## EXERCISE MATERIALS
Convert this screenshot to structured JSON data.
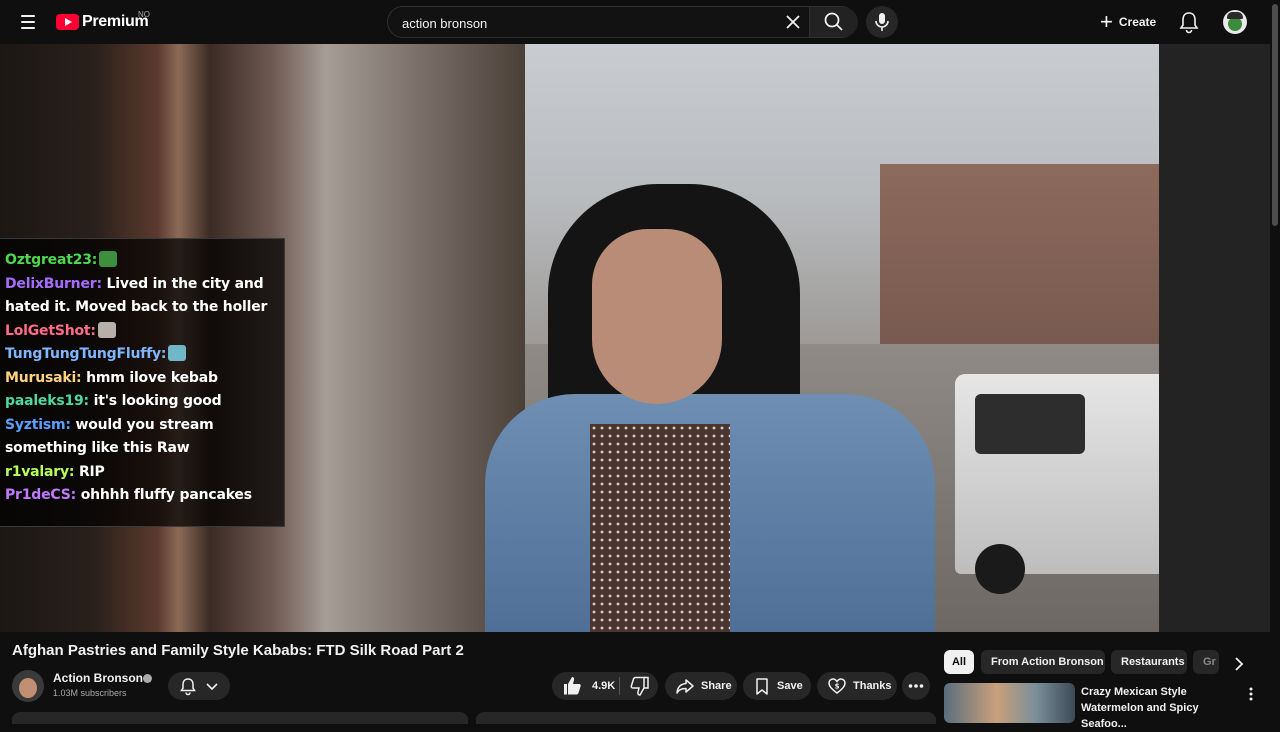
{
  "header": {
    "logo_text": "Premium",
    "region": "NO",
    "search": {
      "value": "action bronson",
      "placeholder": "Search"
    },
    "create_label": "Create"
  },
  "chat": [
    {
      "user": "Oztgreat23:",
      "color": "#4dd94d",
      "message": "",
      "emote": true
    },
    {
      "user": "DelixBurner:",
      "color": "#a66cff",
      "message": "Lived in the city and",
      "emote": false
    },
    {
      "user": "",
      "color": "#ffffff",
      "message": "hated it. Moved back to the holler",
      "emote": false
    },
    {
      "user": "LolGetShot:",
      "color": "#ff6b8a",
      "message": "",
      "emote": true
    },
    {
      "user": "TungTungTungFluffy:",
      "color": "#7fb7ff",
      "message": "",
      "emote": true
    },
    {
      "user": "Murusaki:",
      "color": "#ffd27f",
      "message": "hmm ilove kebab",
      "emote": false
    },
    {
      "user": "paaleks19:",
      "color": "#4dd9a0",
      "message": "it's looking good",
      "emote": false
    },
    {
      "user": "Syztism:",
      "color": "#5aa0ff",
      "message": "would you stream",
      "emote": false
    },
    {
      "user": "",
      "color": "#ffffff",
      "message": "something like this Raw",
      "emote": false
    },
    {
      "user": "r1valary:",
      "color": "#b6ff5a",
      "message": "RIP",
      "emote": false
    },
    {
      "user": "Pr1deCS:",
      "color": "#c07bff",
      "message": "ohhhh fluffy pancakes",
      "emote": false
    }
  ],
  "video": {
    "title": "Afghan Pastries and Family Style Kababs: FTD Silk Road Part 2",
    "channel": "Action Bronson",
    "subscribers": "1.03M subscribers",
    "likes": "4.9K",
    "share_label": "Share",
    "save_label": "Save",
    "thanks_label": "Thanks"
  },
  "chips": [
    "All",
    "From Action Bronson",
    "Restaurants",
    "Gr"
  ],
  "related": [
    {
      "title": "Crazy Mexican Style Watermelon and Spicy Seafoo..."
    }
  ]
}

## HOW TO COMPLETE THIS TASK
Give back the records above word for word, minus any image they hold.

## WRITTEN ANSWER
Convert this screenshot to structured JSON data.
{
  "header": {
    "logo_text": "Premium",
    "region": "NO",
    "search": {
      "value": "action bronson",
      "placeholder": "Search"
    },
    "create_label": "Create"
  },
  "chat": [
    {
      "user": "Oztgreat23:",
      "color": "#4dd94d",
      "message": "",
      "emote": true
    },
    {
      "user": "DelixBurner:",
      "color": "#a66cff",
      "message": "Lived in the city and",
      "emote": false
    },
    {
      "user": "",
      "color": "#ffffff",
      "message": "hated it. Moved back to the holler",
      "emote": false
    },
    {
      "user": "LolGetShot:",
      "color": "#ff6b8a",
      "message": "",
      "emote": true
    },
    {
      "user": "TungTungTungFluffy:",
      "color": "#7fb7ff",
      "message": "",
      "emote": true
    },
    {
      "user": "Murusaki:",
      "color": "#ffd27f",
      "message": "hmm ilove kebab",
      "emote": false
    },
    {
      "user": "paaleks19:",
      "color": "#4dd9a0",
      "message": "it's looking good",
      "emote": false
    },
    {
      "user": "Syztism:",
      "color": "#5aa0ff",
      "message": "would you stream",
      "emote": false
    },
    {
      "user": "",
      "color": "#ffffff",
      "message": "something like this Raw",
      "emote": false
    },
    {
      "user": "r1valary:",
      "color": "#b6ff5a",
      "message": "RIP",
      "emote": false
    },
    {
      "user": "Pr1deCS:",
      "color": "#c07bff",
      "message": "ohhhh fluffy pancakes",
      "emote": false
    }
  ],
  "video": {
    "title": "Afghan Pastries and Family Style Kababs: FTD Silk Road Part 2",
    "channel": "Action Bronson",
    "subscribers": "1.03M subscribers",
    "likes": "4.9K",
    "share_label": "Share",
    "save_label": "Save",
    "thanks_label": "Thanks"
  },
  "chips": [
    "All",
    "From Action Bronson",
    "Restaurants",
    "Gr"
  ],
  "related": [
    {
      "title": "Crazy Mexican Style Watermelon and Spicy Seafoo..."
    }
  ]
}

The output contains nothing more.